PROBLEM STATEMENT
Your answer should be one number, the count of lines in the data that hold "Settings".

ENTRIES SHOWN
________________________________________
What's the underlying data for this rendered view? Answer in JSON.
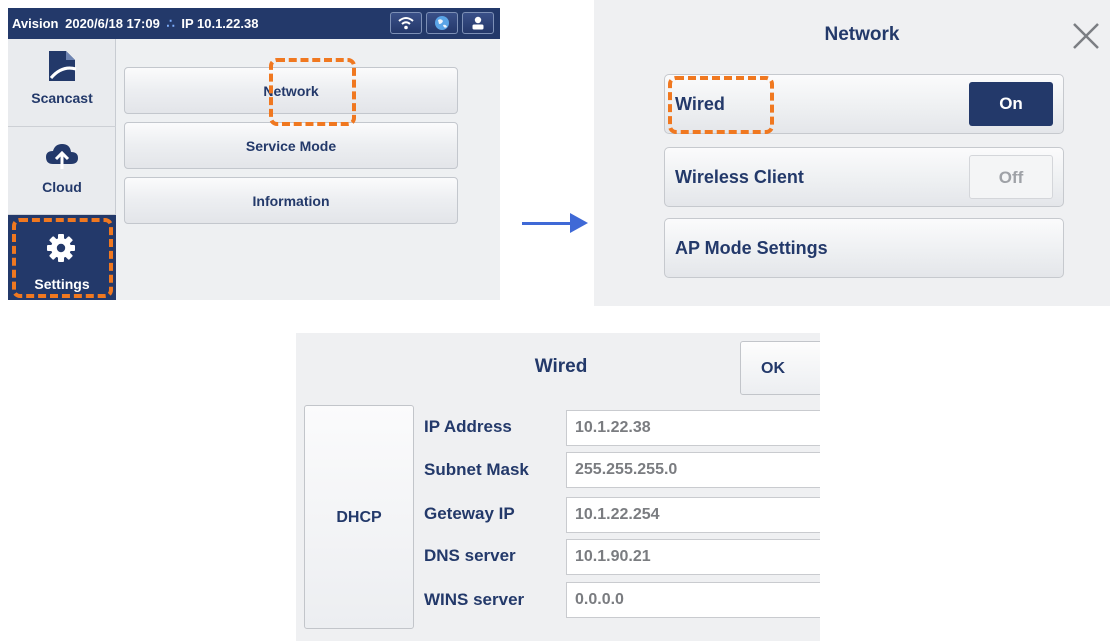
{
  "colors": {
    "navy": "#23396a",
    "highlight": "#f07820",
    "arrow": "#3f69d6"
  },
  "main_screen": {
    "status_bar": {
      "brand": "Avision",
      "datetime": "2020/6/18 17:09",
      "ip": "IP 10.1.22.38",
      "icons": [
        "wifi-icon",
        "globe-icon",
        "user-icon"
      ]
    },
    "sidebar": {
      "items": [
        {
          "label": "Scancast",
          "icon": "scancast-icon"
        },
        {
          "label": "Cloud",
          "icon": "cloud-upload-icon"
        },
        {
          "label": "Settings",
          "icon": "gear-icon",
          "selected": true
        }
      ]
    },
    "menu": [
      "Network",
      "Service Mode",
      "Information"
    ]
  },
  "network_screen": {
    "title": "Network",
    "rows": [
      {
        "label": "Wired",
        "toggle": "On"
      },
      {
        "label": "Wireless Client",
        "toggle": "Off"
      },
      {
        "label": "AP Mode Settings"
      }
    ]
  },
  "wired_screen": {
    "title": "Wired",
    "ok_label": "OK",
    "dhcp_label": "DHCP",
    "fields": [
      {
        "label": "IP Address",
        "value": "10.1.22.38"
      },
      {
        "label": "Subnet Mask",
        "value": "255.255.255.0"
      },
      {
        "label": "Geteway IP",
        "value": "10.1.22.254"
      },
      {
        "label": "DNS server",
        "value": "10.1.90.21"
      },
      {
        "label": "WINS server",
        "value": "0.0.0.0"
      }
    ]
  }
}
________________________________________
RESULT FOR THIS TASK
2